A brief trip report written by Sav is below...
The 6th annual Wrybill Birding Tours pelagic to the North of the NZ mainland was undertaken during 29 Feb - 2 March (curtailled by one day by the "weather bomb"!).
Participants: Steve Wood, Phil Hammond, Richard Fenner, Tim Barnard, Neil Robertson, Brent and Sav (WBT, organisers) and Tank Barker, skipper of "Demelza".
By our own high standards this was only really an average trip bird-wise, but still pretty amazing!!
We were almost constantly accompanied by several Balck Petrels, Flesh-footed Shearwaters, Buller's Shearwaters and White-faced Storm-petrels. Fluttering Shearwaters were present in all inshore situations, and Cook's Petrels were particularly numerous compared to previous trips. There were also many White-capped and NZ (Gibson's) Albatross.
Other highlights were:
New Zealand Storm-petrel : seen each day, with a probable total of over 13 birds. 2 at a time on 3 occasions.
Wilson's Storm-petrel : also seen each day. At least 10 individuals.
Grey-faced Petrel : surprisingly few. About 8 diffent birds.
Black-winged Petrel : less than 20
White-naped Petrel : 9 individuals at least. 2 and 3 at once.
Kermadec Petrel : one intermediate phase.
Long-tailed Skua : 6 different birds, including an amazing adult which just showed off at the back of the boat!
South Ploar Skua : one
Pomarine Skua : one superb adult. (plus Arctic and Brown Skua to make a clean sweep!!)
Add in a few Buller's Albatross, Sooty Shearwater, Bryde's Whale, jumping Sunfish, Marlins, Flying Fish and a host of brilliant fish caught for food and you can see it was a great trip all up.
There was also a very puzzling pterodroma petrel which we can't agree on an id - yet..............
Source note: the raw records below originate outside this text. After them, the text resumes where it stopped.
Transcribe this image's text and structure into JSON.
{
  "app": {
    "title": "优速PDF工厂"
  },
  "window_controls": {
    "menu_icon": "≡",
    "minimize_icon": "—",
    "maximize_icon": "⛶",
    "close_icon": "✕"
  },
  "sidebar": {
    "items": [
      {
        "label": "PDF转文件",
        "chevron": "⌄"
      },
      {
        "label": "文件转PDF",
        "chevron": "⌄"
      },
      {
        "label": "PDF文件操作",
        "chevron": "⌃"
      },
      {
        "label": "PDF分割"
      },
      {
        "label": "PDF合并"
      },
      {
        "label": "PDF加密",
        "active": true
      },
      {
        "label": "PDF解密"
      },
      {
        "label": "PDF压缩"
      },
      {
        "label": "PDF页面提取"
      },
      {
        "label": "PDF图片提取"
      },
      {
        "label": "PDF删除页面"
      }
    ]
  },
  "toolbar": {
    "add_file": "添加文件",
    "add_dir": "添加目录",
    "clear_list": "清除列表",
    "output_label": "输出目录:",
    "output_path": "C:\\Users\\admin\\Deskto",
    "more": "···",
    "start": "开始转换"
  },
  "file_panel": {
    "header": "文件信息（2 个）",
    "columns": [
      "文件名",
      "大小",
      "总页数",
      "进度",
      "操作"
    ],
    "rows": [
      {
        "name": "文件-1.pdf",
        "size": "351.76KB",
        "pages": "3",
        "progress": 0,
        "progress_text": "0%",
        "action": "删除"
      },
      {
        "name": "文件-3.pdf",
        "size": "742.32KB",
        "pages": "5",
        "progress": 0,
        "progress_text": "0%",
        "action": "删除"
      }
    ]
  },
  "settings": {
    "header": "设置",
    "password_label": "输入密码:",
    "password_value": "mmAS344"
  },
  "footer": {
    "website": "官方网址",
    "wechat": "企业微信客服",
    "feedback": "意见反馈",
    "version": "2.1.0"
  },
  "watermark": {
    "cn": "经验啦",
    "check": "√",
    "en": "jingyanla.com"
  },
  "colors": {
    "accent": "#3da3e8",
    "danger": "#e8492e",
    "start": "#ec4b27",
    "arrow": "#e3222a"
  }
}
Next year's trip will be at about the same time, so if you are interested - let us know soon.
So as I write this I’m now sitting on a plane somewhere between Miami and Manaus, about to get on the Clipper Adventurer for a ‘Jungle Rivers’ cruise. We start in Belem, Brazil, with a few days in the Amazon, before heading up the coast through Suriname, French Guiana, Guyana, and Tobago before ending in Trinidad. Should be an awesome trip with a bunch of new birds and mammals. I’m onboard as Assistant Expedition Leader and Photographer/Zodiac Driver/General Naturalist so should get some great photo opportunities. It’s a part of the World I have dreamt of visiting since I was a kid, reading rainforest and tropics books, so pretty excited! Hopefully can post a few updates from the trip on here, so stay tuned!
PS - Just managed to post this. We are currently sitting waiting for clearance out of Brazil after an incredible couple of days in the Amazon - Wow! I can't believe it has taken me this long to get to this part of the World, and boy am I coming back at some stage. Just amazing...more soon and photos to be posted here when I get a decent internet connection!
|Buller's albatross coming in for food
|New Zealand albatross landing
|New Zealand albatross - possibly Antipodean - coming in to land
|Buller's shearwater passing
|Wilson's storm-petrel bouncing
|White-capped albatross gorging
|Flesh-footed shearwater in flight
|New Zealand storm-petrel, one of a number seen
|New Zealand storm-petrel banking sharply
|Long-tailed skua coming in
|Long-tailed skua showing off
|Long-tailed skua upperwing with diagnostic dark trailing edge to wing
|Long-tailed skua hovering
|White-faced storm-petrel bouncing
|Cook's petrel underwing